→ **Your goal**: Only lines holding the word "film" should be copied from the material.

→ **Data extract**:
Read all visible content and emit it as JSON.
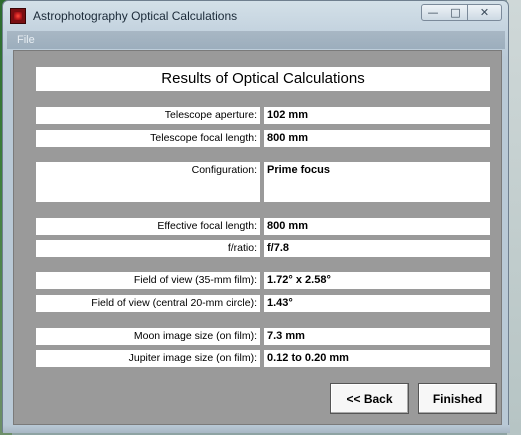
{
  "window": {
    "title": "Astrophotography Optical Calculations",
    "minimize_symbol": "—",
    "maximize_symbol": "□",
    "close_symbol": "✕"
  },
  "menu": {
    "file_label": "File"
  },
  "results": {
    "heading": "Results of Optical Calculations",
    "rows": [
      {
        "label": "Telescope aperture:",
        "value": "102 mm"
      },
      {
        "label": "Telescope focal length:",
        "value": "800 mm"
      },
      {
        "label": "Configuration:",
        "value": "Prime focus"
      },
      {
        "label": "Effective focal length:",
        "value": "800 mm"
      },
      {
        "label": "f/ratio:",
        "value": "f/7.8"
      },
      {
        "label": "Field of view (35-mm film):",
        "value": "1.72° x 2.58°"
      },
      {
        "label": "Field of view (central 20-mm circle):",
        "value": "1.43°"
      },
      {
        "label": "Moon image size (on film):",
        "value": "7.3 mm"
      },
      {
        "label": "Jupiter image size (on film):",
        "value": "0.12 to 0.20 mm"
      }
    ]
  },
  "buttons": {
    "back_label": "<< Back",
    "finished_label": "Finished"
  }
}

→ **Solved exercise**:
        "label": "Field of view (35-mm film):",
        "label": "Moon image size (on film):",
        "label": "Jupiter image size (on film):",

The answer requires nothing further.